» **The problem**:
Work out the number of lines in the records that include the word "name"; reply with that number alone.

» **Input material**:
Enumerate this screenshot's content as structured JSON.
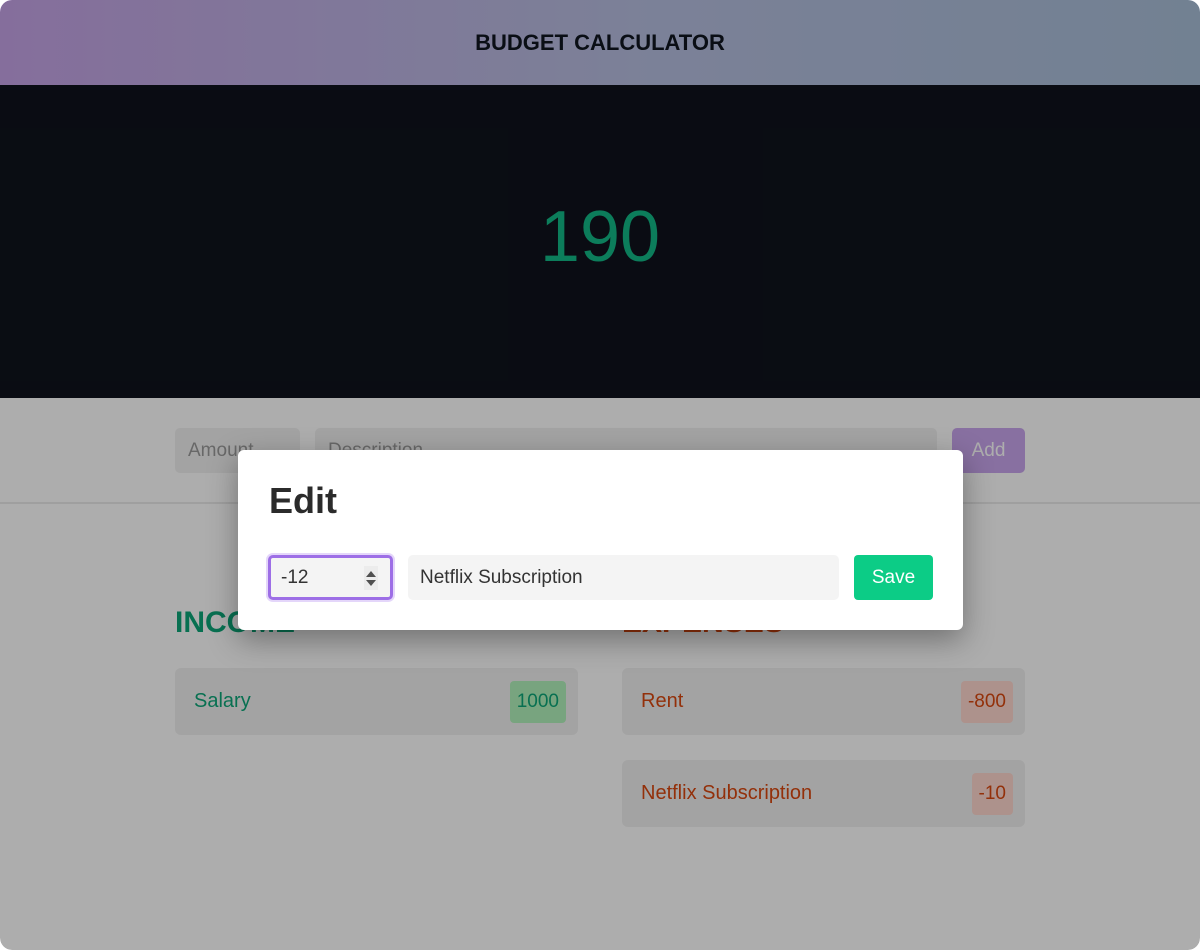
{
  "header": {
    "title": "BUDGET CALCULATOR"
  },
  "balance": {
    "value": "190"
  },
  "add_form": {
    "amount_placeholder": "Amount",
    "description_placeholder": "Description",
    "add_label": "Add"
  },
  "income": {
    "heading": "INCOME",
    "items": [
      {
        "label": "Salary",
        "value": "1000"
      }
    ]
  },
  "expenses": {
    "heading": "EXPENSES",
    "items": [
      {
        "label": "Rent",
        "value": "-800"
      },
      {
        "label": "Netflix Subscription",
        "value": "-10"
      }
    ]
  },
  "edit_modal": {
    "title": "Edit",
    "amount_value": "-12",
    "description_value": "Netflix Subscription",
    "save_label": "Save"
  },
  "colors": {
    "income": "#0ca678",
    "expense": "#d9480f",
    "accent": "#9d6ee6",
    "save": "#0ccc86",
    "balance": "#12b886"
  }
}
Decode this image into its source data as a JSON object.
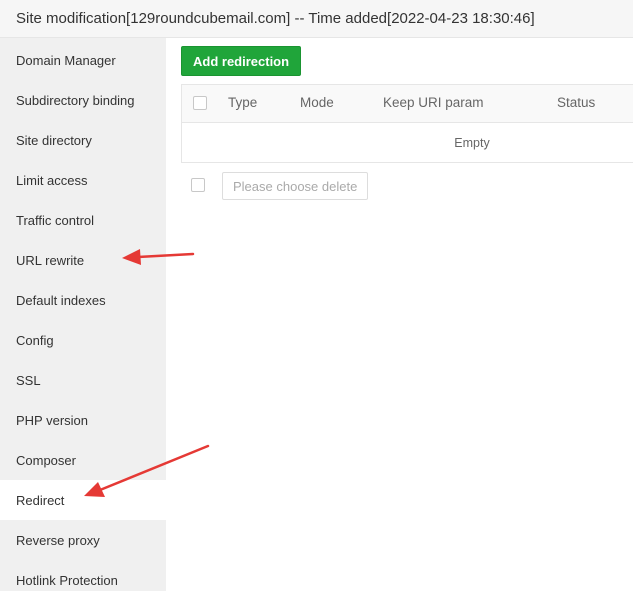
{
  "title": "Site modification[129roundcubemail.com] -- Time added[2022-04-23 18:30:46]",
  "sidebar": {
    "items": [
      {
        "label": "Domain Manager"
      },
      {
        "label": "Subdirectory binding"
      },
      {
        "label": "Site directory"
      },
      {
        "label": "Limit access"
      },
      {
        "label": "Traffic control"
      },
      {
        "label": "URL rewrite"
      },
      {
        "label": "Default indexes"
      },
      {
        "label": "Config"
      },
      {
        "label": "SSL"
      },
      {
        "label": "PHP version"
      },
      {
        "label": "Composer"
      },
      {
        "label": "Redirect"
      },
      {
        "label": "Reverse proxy"
      },
      {
        "label": "Hotlink Protection"
      }
    ],
    "active": "Redirect"
  },
  "main": {
    "add_button": "Add redirection",
    "table": {
      "columns": [
        "Type",
        "Mode",
        "Keep URI param",
        "Status"
      ],
      "empty_text": "Empty"
    },
    "delete_button": "Please choose delete"
  },
  "colors": {
    "primary_green": "#20a53a",
    "annotation_red": "#e53935",
    "sidebar_bg": "#f0f0f0"
  }
}
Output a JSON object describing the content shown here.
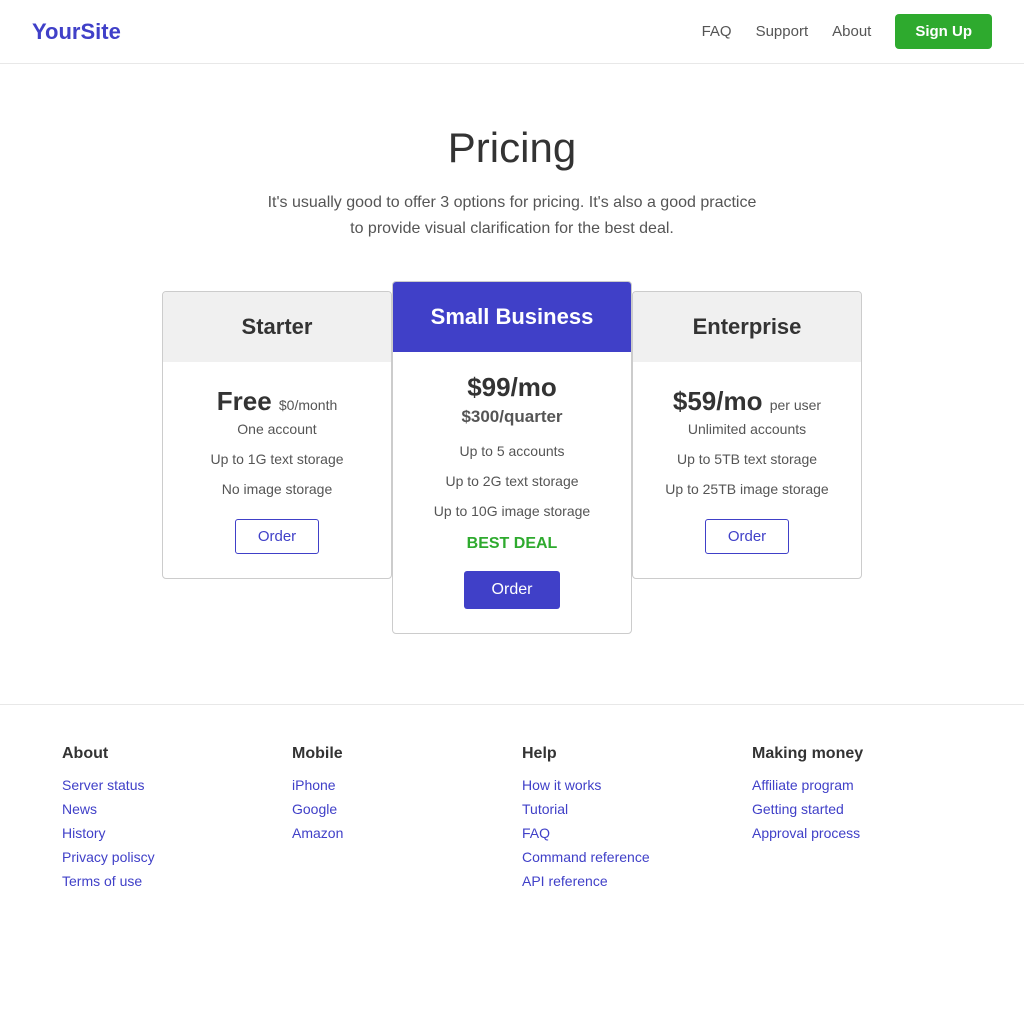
{
  "header": {
    "logo": "YourSite",
    "nav": {
      "faq": "FAQ",
      "support": "Support",
      "about": "About",
      "signup": "Sign Up"
    }
  },
  "pricing": {
    "title": "Pricing",
    "subtitle": "It's usually good to offer 3 options for pricing. It's also a good practice to provide visual clarification for the best deal.",
    "cards": [
      {
        "id": "starter",
        "name": "Starter",
        "highlighted": false,
        "price_main": "Free",
        "price_suffix": "$0/month",
        "price_alt": "",
        "features": [
          "One account",
          "Up to 1G text storage",
          "No image storage"
        ],
        "best_deal": false,
        "order_label": "Order"
      },
      {
        "id": "small-business",
        "name": "Small Business",
        "highlighted": true,
        "price_main": "$99/mo",
        "price_suffix": "",
        "price_alt": "$300/quarter",
        "features": [
          "Up to 5 accounts",
          "Up to 2G text storage",
          "Up to 10G image storage"
        ],
        "best_deal": true,
        "best_deal_label": "BEST DEAL",
        "order_label": "Order"
      },
      {
        "id": "enterprise",
        "name": "Enterprise",
        "highlighted": false,
        "price_main": "$59/mo",
        "price_suffix": "per user",
        "price_alt": "",
        "features": [
          "Unlimited accounts",
          "Up to 5TB text storage",
          "Up to 25TB image storage"
        ],
        "best_deal": false,
        "order_label": "Order"
      }
    ]
  },
  "footer": {
    "columns": [
      {
        "title": "About",
        "links": [
          "Server status",
          "News",
          "History",
          "Privacy poliscy",
          "Terms of use"
        ]
      },
      {
        "title": "Mobile",
        "links": [
          "iPhone",
          "Google",
          "Amazon"
        ]
      },
      {
        "title": "Help",
        "links": [
          "How it works",
          "Tutorial",
          "FAQ",
          "Command reference",
          "API reference"
        ]
      },
      {
        "title": "Making money",
        "links": [
          "Affiliate program",
          "Getting started",
          "Approval process"
        ]
      }
    ]
  }
}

» **Answer to this problem**:
3